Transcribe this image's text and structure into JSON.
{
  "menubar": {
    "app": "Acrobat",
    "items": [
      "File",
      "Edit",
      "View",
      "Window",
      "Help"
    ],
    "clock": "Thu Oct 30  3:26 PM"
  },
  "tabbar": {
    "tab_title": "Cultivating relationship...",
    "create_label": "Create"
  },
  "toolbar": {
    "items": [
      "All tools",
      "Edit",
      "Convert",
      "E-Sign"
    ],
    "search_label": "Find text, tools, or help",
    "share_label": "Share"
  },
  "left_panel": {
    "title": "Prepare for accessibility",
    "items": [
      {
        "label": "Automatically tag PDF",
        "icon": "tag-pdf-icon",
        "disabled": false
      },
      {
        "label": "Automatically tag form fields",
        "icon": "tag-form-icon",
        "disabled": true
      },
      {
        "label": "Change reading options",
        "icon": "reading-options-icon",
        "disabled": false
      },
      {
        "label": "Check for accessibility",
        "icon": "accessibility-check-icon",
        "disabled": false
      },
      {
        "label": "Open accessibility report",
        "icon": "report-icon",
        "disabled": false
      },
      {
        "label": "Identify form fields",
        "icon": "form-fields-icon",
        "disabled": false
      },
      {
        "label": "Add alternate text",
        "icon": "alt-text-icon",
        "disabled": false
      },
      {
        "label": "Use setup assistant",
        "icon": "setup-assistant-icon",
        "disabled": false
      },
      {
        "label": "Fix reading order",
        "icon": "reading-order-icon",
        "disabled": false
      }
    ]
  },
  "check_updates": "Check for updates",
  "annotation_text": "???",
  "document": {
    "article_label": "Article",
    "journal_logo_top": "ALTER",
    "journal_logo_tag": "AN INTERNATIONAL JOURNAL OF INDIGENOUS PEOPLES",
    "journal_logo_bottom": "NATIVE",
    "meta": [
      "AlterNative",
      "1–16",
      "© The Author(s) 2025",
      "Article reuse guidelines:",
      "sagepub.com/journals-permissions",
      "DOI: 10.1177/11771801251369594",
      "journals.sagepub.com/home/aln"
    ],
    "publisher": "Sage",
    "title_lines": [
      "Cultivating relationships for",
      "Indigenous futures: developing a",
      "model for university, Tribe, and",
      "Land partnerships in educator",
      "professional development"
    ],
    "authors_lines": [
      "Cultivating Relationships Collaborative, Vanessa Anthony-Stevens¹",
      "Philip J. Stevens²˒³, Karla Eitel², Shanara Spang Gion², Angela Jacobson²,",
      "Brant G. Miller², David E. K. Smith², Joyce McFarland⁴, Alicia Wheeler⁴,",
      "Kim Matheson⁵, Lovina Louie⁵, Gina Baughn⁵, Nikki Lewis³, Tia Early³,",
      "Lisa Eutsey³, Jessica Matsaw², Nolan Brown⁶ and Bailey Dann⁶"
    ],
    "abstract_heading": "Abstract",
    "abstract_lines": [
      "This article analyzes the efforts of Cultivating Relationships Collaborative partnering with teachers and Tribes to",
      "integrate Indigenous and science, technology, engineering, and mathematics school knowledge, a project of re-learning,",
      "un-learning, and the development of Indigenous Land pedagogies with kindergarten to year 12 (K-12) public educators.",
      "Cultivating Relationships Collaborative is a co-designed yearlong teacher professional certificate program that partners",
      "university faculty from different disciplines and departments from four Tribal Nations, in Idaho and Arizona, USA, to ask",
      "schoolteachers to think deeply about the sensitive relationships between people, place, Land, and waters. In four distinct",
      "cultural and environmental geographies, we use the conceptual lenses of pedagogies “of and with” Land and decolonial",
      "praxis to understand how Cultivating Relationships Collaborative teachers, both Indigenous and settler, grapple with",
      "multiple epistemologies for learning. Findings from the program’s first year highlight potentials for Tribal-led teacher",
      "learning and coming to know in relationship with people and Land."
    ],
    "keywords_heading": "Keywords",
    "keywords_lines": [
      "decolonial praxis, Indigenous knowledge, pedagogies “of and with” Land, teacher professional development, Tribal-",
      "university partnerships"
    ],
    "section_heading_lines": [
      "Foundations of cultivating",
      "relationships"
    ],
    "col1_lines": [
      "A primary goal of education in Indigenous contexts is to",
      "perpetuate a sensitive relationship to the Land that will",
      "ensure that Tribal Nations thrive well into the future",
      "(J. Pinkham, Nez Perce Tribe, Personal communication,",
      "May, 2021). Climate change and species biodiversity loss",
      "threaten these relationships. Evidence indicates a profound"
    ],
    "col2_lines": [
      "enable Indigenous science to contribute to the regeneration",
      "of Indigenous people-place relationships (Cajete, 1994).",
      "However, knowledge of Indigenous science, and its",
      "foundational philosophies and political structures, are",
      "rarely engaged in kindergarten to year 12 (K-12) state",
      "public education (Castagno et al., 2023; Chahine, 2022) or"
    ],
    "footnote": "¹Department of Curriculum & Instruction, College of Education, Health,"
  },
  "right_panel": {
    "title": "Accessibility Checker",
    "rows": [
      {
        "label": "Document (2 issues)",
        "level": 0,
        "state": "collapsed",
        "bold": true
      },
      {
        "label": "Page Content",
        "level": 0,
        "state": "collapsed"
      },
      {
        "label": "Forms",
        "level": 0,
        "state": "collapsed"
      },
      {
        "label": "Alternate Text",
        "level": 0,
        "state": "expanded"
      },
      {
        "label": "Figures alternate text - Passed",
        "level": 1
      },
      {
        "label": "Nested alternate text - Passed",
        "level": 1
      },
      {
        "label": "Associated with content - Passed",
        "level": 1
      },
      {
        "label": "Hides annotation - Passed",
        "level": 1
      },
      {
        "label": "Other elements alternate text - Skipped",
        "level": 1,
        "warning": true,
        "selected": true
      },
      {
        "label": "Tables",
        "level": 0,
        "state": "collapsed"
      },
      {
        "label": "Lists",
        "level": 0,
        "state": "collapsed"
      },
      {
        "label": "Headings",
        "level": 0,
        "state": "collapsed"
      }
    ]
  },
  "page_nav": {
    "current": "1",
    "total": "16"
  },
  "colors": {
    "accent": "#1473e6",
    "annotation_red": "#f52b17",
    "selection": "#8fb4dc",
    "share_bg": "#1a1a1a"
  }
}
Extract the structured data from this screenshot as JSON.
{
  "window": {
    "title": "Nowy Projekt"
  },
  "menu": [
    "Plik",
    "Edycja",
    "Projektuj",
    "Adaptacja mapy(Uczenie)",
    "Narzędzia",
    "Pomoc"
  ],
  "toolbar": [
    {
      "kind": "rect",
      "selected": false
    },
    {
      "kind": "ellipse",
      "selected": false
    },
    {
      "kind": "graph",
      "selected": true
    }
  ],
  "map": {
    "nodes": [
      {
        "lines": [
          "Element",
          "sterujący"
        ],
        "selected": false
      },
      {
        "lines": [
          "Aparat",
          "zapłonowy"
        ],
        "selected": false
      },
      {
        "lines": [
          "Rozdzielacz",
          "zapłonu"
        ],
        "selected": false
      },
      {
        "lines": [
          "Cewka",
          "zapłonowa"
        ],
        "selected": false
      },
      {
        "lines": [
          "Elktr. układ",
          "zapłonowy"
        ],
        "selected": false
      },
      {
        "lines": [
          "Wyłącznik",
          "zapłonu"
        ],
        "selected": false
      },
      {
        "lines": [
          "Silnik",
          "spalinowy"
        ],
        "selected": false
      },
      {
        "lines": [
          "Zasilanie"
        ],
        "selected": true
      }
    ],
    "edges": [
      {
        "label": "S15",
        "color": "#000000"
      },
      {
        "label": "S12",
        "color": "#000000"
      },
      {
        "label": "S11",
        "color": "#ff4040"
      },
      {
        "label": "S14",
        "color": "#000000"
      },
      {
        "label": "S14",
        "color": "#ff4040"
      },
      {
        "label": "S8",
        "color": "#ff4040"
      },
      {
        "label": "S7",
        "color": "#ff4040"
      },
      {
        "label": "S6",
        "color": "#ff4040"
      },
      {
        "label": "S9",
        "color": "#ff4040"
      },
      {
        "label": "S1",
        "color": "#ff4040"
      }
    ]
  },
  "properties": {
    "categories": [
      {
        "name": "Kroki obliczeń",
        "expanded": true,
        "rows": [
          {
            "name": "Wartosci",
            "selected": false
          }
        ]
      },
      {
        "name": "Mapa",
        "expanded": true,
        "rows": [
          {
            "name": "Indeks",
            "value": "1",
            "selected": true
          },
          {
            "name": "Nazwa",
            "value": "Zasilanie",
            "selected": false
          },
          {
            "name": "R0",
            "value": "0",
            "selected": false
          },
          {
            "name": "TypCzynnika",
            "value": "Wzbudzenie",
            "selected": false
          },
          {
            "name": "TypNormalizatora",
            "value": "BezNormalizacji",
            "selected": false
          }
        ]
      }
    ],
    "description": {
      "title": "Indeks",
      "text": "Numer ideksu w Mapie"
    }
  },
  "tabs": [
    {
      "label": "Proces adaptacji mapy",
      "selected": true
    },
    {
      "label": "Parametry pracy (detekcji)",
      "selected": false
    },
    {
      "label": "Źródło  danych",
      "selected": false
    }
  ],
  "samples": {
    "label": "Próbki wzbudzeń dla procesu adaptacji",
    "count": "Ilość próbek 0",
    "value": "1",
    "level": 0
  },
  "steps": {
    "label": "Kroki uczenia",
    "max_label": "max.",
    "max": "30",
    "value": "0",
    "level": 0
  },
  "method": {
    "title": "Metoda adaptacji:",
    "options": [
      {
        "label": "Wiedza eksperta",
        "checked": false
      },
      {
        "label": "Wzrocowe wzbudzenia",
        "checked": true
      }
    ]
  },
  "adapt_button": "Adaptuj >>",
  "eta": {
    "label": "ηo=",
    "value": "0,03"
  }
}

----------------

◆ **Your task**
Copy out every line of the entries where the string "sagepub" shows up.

◆ **Response area**
      "sagepub.com/journals-permissions",
      "journals.sagepub.com/home/aln"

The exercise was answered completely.